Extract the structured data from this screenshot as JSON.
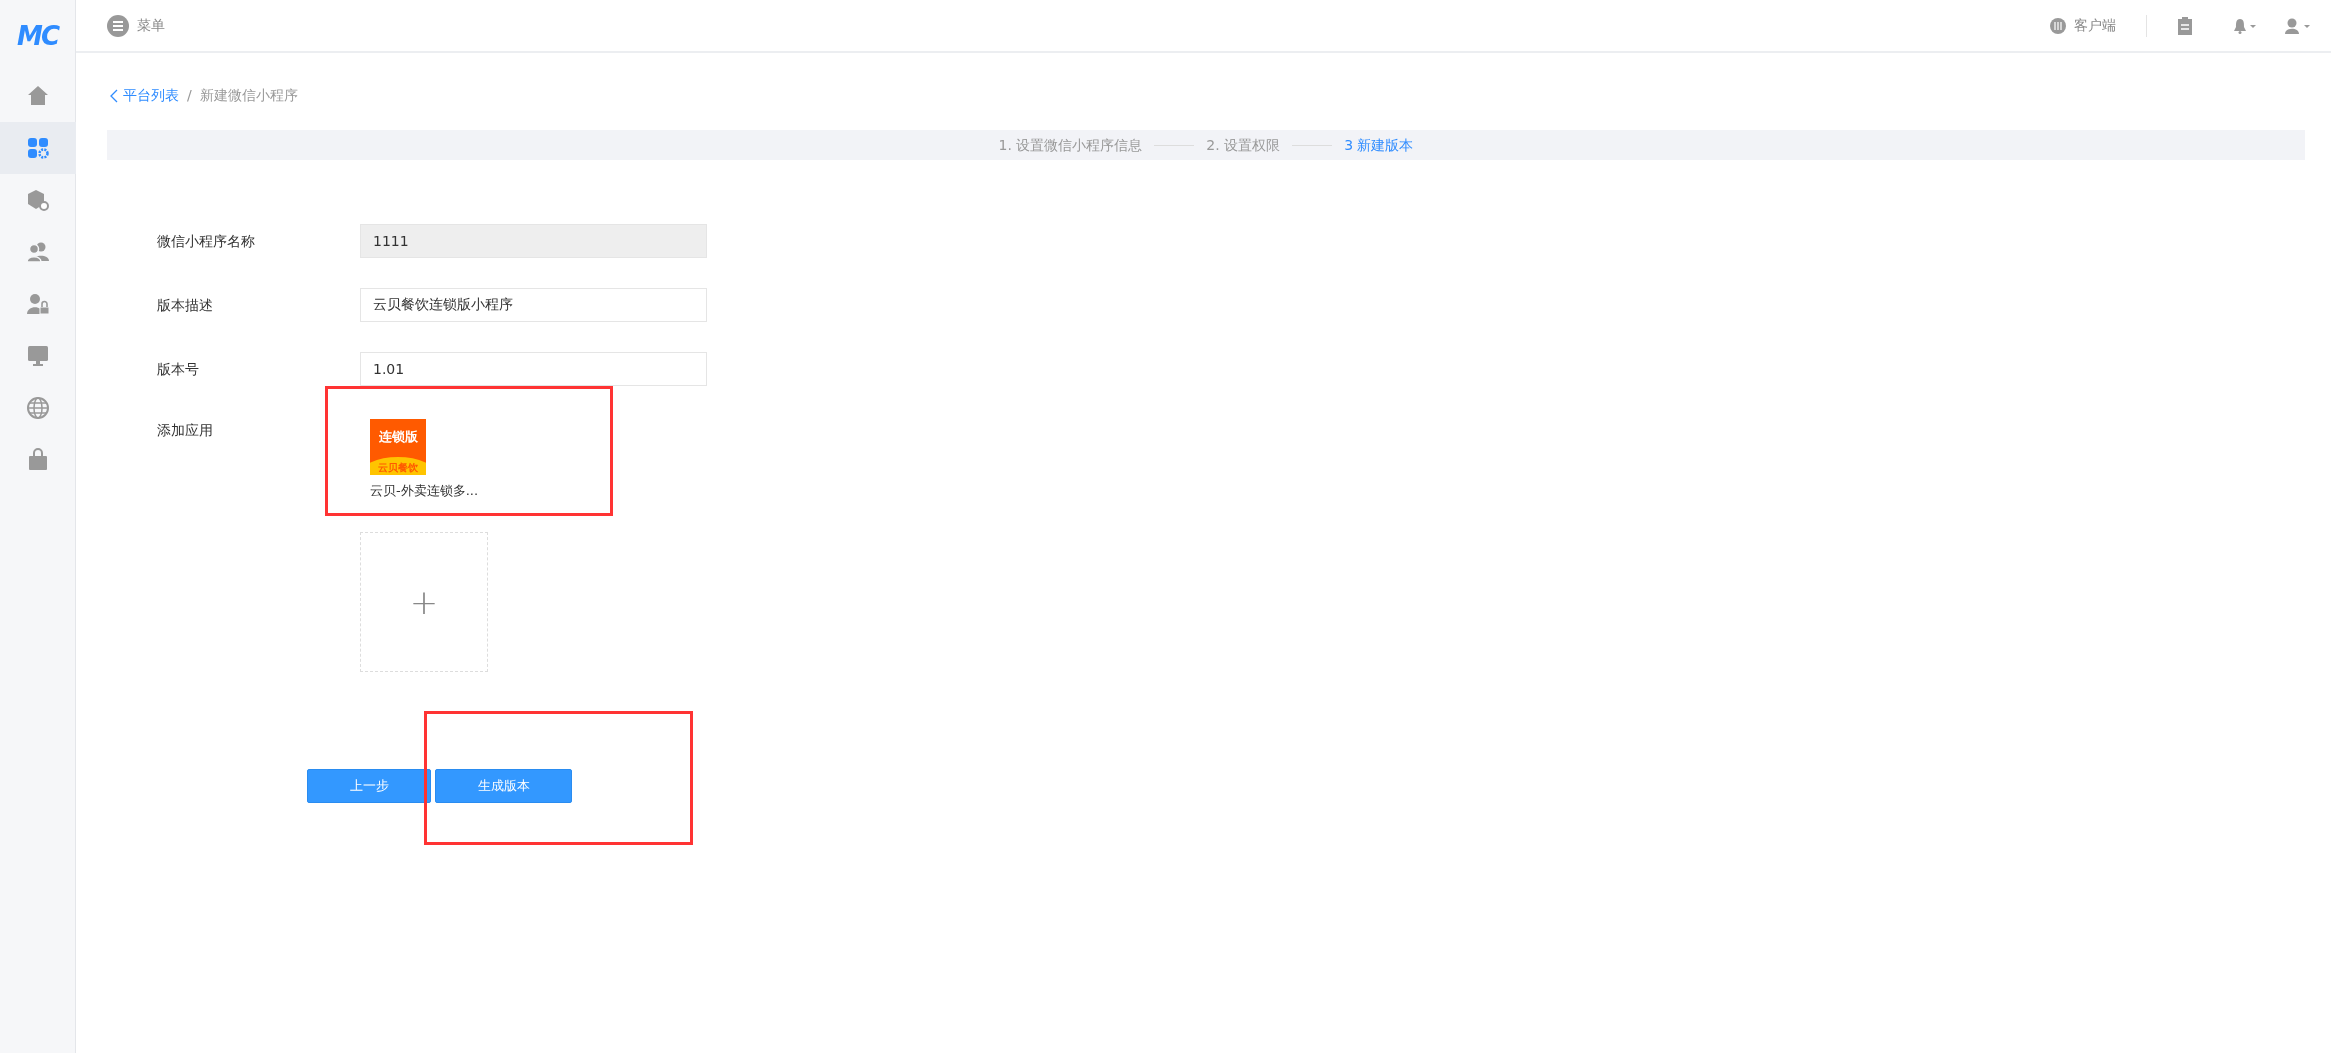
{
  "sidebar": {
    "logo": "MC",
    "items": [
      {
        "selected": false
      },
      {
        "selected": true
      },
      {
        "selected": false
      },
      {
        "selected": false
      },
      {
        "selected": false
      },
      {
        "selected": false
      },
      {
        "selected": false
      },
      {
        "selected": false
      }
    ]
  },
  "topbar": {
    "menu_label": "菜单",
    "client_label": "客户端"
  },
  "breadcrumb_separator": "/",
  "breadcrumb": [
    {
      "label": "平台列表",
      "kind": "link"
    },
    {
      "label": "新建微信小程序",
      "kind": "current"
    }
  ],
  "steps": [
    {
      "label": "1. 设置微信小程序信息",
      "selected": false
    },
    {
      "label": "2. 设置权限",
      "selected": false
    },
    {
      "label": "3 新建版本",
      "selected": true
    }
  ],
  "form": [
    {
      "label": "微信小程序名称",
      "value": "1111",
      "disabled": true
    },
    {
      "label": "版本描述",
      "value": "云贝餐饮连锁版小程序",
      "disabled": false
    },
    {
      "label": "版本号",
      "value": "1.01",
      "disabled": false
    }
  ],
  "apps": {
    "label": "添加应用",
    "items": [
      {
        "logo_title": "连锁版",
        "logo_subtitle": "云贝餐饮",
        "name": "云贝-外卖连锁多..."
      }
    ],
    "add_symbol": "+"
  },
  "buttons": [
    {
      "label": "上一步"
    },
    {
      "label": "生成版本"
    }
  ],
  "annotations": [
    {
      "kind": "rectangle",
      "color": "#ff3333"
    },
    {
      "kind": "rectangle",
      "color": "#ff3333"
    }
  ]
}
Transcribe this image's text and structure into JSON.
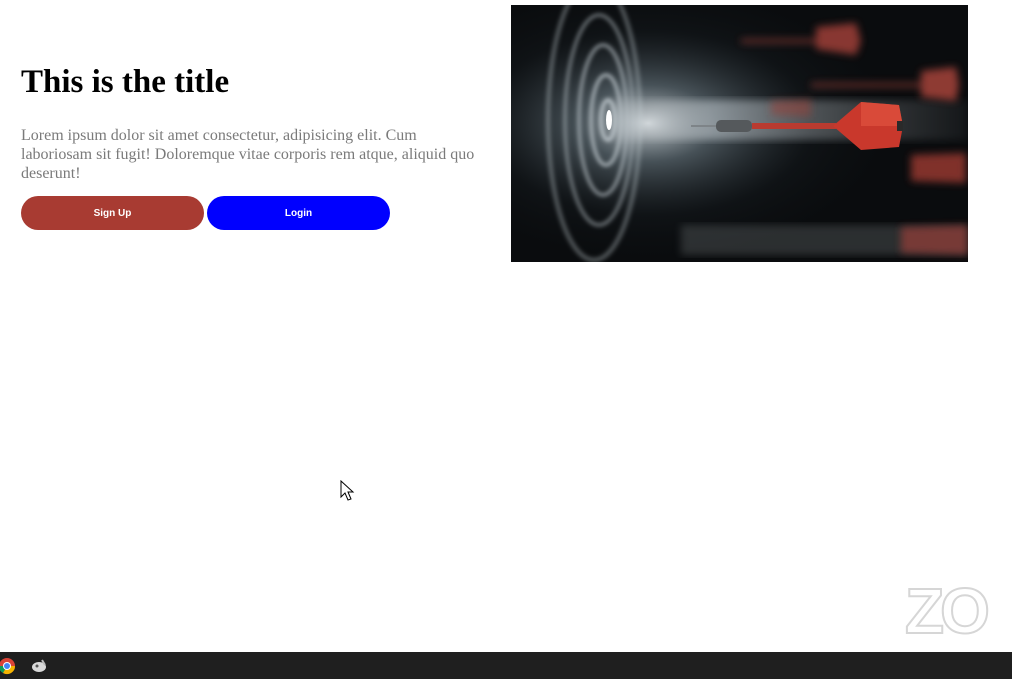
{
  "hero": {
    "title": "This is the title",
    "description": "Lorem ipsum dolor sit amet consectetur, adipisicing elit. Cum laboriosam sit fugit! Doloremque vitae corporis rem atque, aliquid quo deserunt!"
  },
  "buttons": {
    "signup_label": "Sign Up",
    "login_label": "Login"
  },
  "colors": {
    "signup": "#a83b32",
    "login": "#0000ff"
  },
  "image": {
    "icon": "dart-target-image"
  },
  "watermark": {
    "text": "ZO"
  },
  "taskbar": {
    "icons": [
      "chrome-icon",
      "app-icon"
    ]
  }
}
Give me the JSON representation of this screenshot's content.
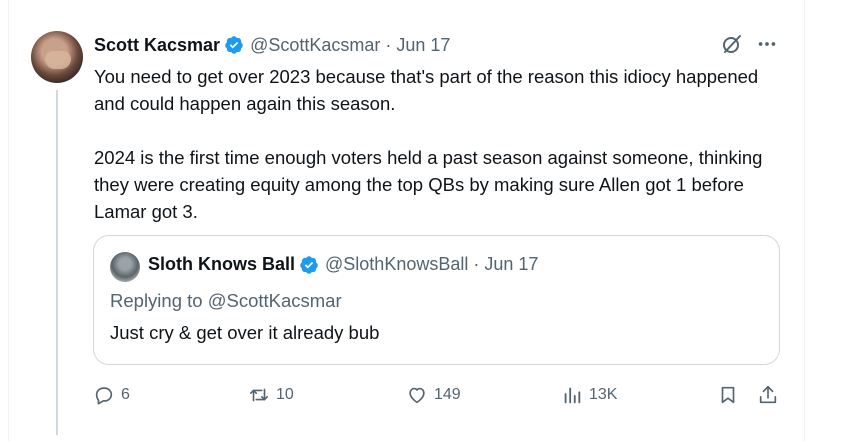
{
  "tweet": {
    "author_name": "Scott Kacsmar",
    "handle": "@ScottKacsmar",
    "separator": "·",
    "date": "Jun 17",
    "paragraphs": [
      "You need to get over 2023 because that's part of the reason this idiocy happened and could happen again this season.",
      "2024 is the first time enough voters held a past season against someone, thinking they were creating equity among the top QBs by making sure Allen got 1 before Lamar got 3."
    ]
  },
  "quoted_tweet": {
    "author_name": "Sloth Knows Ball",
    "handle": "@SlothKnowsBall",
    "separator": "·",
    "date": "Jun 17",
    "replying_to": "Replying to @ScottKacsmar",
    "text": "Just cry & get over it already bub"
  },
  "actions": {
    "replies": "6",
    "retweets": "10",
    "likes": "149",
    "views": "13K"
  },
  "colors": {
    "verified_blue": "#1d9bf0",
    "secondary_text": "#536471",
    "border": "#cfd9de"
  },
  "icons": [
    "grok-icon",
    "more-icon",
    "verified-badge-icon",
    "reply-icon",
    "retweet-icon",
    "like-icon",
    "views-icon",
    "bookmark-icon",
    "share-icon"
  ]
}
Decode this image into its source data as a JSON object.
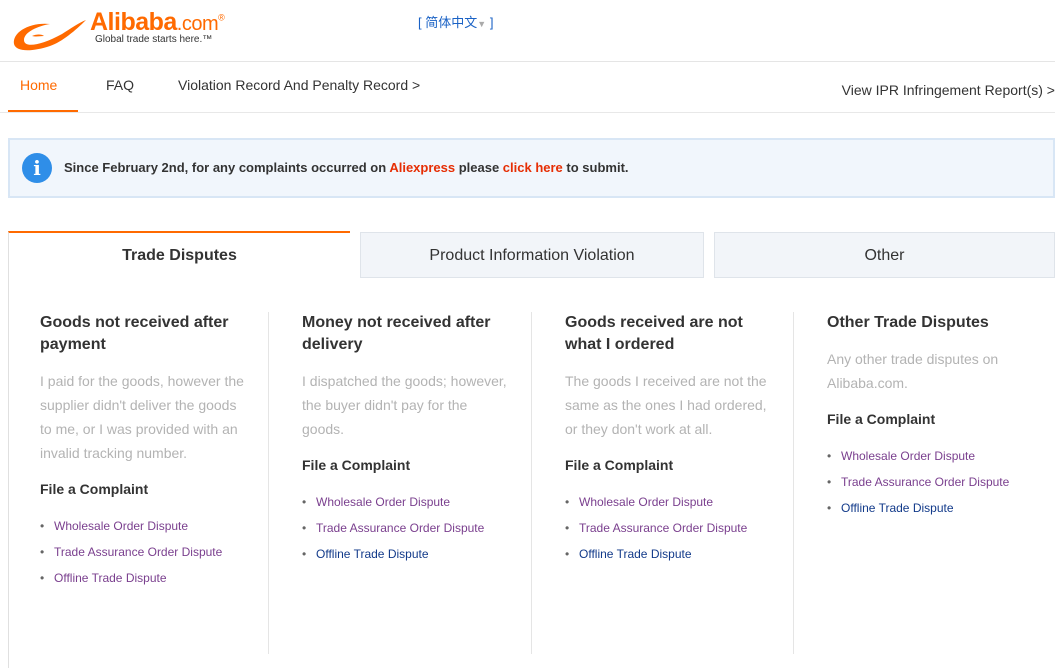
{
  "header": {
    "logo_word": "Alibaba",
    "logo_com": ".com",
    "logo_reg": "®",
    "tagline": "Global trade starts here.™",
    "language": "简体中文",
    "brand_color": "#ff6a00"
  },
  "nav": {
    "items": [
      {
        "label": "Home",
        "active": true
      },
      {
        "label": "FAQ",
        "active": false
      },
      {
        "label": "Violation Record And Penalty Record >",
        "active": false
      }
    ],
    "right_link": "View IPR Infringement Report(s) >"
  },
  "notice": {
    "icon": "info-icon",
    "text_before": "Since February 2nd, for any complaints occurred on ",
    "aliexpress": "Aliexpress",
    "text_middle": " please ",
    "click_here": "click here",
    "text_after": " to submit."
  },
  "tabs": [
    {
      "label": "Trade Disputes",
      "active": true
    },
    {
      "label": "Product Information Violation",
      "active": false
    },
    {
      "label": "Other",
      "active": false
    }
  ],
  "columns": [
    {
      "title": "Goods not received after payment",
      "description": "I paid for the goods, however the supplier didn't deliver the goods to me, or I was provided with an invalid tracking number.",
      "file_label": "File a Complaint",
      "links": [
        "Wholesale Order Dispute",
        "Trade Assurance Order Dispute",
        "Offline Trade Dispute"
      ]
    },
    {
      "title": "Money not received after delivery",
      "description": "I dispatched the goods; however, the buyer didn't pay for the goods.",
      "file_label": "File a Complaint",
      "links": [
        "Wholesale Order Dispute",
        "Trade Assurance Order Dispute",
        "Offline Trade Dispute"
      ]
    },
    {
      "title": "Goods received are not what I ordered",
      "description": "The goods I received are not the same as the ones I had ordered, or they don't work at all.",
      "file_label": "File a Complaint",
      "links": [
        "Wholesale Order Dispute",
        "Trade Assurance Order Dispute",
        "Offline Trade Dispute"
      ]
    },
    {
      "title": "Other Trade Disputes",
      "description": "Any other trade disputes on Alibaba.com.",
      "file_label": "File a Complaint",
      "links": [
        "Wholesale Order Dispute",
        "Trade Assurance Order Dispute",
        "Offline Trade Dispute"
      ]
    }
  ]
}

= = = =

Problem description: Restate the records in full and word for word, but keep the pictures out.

Result of this exercise:
Extract the structured data from this screenshot as JSON.
{
  "sidebar": {
    "logo": "MC",
    "items": [
      {
        "selected": false
      },
      {
        "selected": true
      },
      {
        "selected": false
      },
      {
        "selected": false
      },
      {
        "selected": false
      },
      {
        "selected": false
      },
      {
        "selected": false
      },
      {
        "selected": false
      }
    ]
  },
  "topbar": {
    "menu_label": "菜单",
    "client_label": "客户端"
  },
  "breadcrumb_separator": "/",
  "breadcrumb": [
    {
      "label": "平台列表",
      "kind": "link"
    },
    {
      "label": "新建微信小程序",
      "kind": "current"
    }
  ],
  "steps": [
    {
      "label": "1. 设置微信小程序信息",
      "selected": false
    },
    {
      "label": "2. 设置权限",
      "selected": false
    },
    {
      "label": "3 新建版本",
      "selected": true
    }
  ],
  "form": [
    {
      "label": "微信小程序名称",
      "value": "1111",
      "disabled": true
    },
    {
      "label": "版本描述",
      "value": "云贝餐饮连锁版小程序",
      "disabled": false
    },
    {
      "label": "版本号",
      "value": "1.01",
      "disabled": false
    }
  ],
  "apps": {
    "label": "添加应用",
    "items": [
      {
        "logo_title": "连锁版",
        "logo_subtitle": "云贝餐饮",
        "name": "云贝-外卖连锁多..."
      }
    ],
    "add_symbol": "+"
  },
  "buttons": [
    {
      "label": "上一步"
    },
    {
      "label": "生成版本"
    }
  ],
  "annotations": [
    {
      "kind": "rectangle",
      "color": "#ff3333"
    },
    {
      "kind": "rectangle",
      "color": "#ff3333"
    }
  ]
}
Transcribe this image's text and structure into JSON.
{
  "hero": {
    "title": "This is the title",
    "description": "Lorem ipsum dolor sit amet consectetur, adipisicing elit. Cum laboriosam sit fugit! Doloremque vitae corporis rem atque, aliquid quo deserunt!"
  },
  "buttons": {
    "signup_label": "Sign Up",
    "login_label": "Login"
  },
  "colors": {
    "signup": "#a83b32",
    "login": "#0000ff"
  },
  "image": {
    "icon": "dart-target-image"
  },
  "watermark": {
    "text": "ZO"
  },
  "taskbar": {
    "icons": [
      "chrome-icon",
      "app-icon"
    ]
  }
}
Give me the JSON representation of this screenshot's content.
{
  "tweet": {
    "author_name": "Scott Kacsmar",
    "handle": "@ScottKacsmar",
    "separator": "·",
    "date": "Jun 17",
    "paragraphs": [
      "You need to get over 2023 because that's part of the reason this idiocy happened and could happen again this season.",
      "2024 is the first time enough voters held a past season against someone, thinking they were creating equity among the top QBs by making sure Allen got 1 before Lamar got 3."
    ]
  },
  "quoted_tweet": {
    "author_name": "Sloth Knows Ball",
    "handle": "@SlothKnowsBall",
    "separator": "·",
    "date": "Jun 17",
    "replying_to": "Replying to @ScottKacsmar",
    "text": "Just cry & get over it already bub"
  },
  "actions": {
    "replies": "6",
    "retweets": "10",
    "likes": "149",
    "views": "13K"
  },
  "colors": {
    "verified_blue": "#1d9bf0",
    "secondary_text": "#536471",
    "border": "#cfd9de"
  },
  "icons": [
    "grok-icon",
    "more-icon",
    "verified-badge-icon",
    "reply-icon",
    "retweet-icon",
    "like-icon",
    "views-icon",
    "bookmark-icon",
    "share-icon"
  ]
}
Decode this image into its source data as a JSON object.
{
  "header": {
    "logo_word": "Alibaba",
    "logo_com": ".com",
    "logo_reg": "®",
    "tagline": "Global trade starts here.™",
    "language": "简体中文",
    "brand_color": "#ff6a00"
  },
  "nav": {
    "items": [
      {
        "label": "Home",
        "active": true
      },
      {
        "label": "FAQ",
        "active": false
      },
      {
        "label": "Violation Record And Penalty Record >",
        "active": false
      }
    ],
    "right_link": "View IPR Infringement Report(s) >"
  },
  "notice": {
    "icon": "info-icon",
    "text_before": "Since February 2nd, for any complaints occurred on ",
    "aliexpress": "Aliexpress",
    "text_middle": " please ",
    "click_here": "click here",
    "text_after": " to submit."
  },
  "tabs": [
    {
      "label": "Trade Disputes",
      "active": true
    },
    {
      "label": "Product Information Violation",
      "active": false
    },
    {
      "label": "Other",
      "active": false
    }
  ],
  "columns": [
    {
      "title": "Goods not received after payment",
      "description": "I paid for the goods, however the supplier didn't deliver the goods to me, or I was provided with an invalid tracking number.",
      "file_label": "File a Complaint",
      "links": [
        "Wholesale Order Dispute",
        "Trade Assurance Order Dispute",
        "Offline Trade Dispute"
      ]
    },
    {
      "title": "Money not received after delivery",
      "description": "I dispatched the goods; however, the buyer didn't pay for the goods.",
      "file_label": "File a Complaint",
      "links": [
        "Wholesale Order Dispute",
        "Trade Assurance Order Dispute",
        "Offline Trade Dispute"
      ]
    },
    {
      "title": "Goods received are not what I ordered",
      "description": "The goods I received are not the same as the ones I had ordered, or they don't work at all.",
      "file_label": "File a Complaint",
      "links": [
        "Wholesale Order Dispute",
        "Trade Assurance Order Dispute",
        "Offline Trade Dispute"
      ]
    },
    {
      "title": "Other Trade Disputes",
      "description": "Any other trade disputes on Alibaba.com.",
      "file_label": "File a Complaint",
      "links": [
        "Wholesale Order Dispute",
        "Trade Assurance Order Dispute",
        "Offline Trade Dispute"
      ]
    }
  ]
}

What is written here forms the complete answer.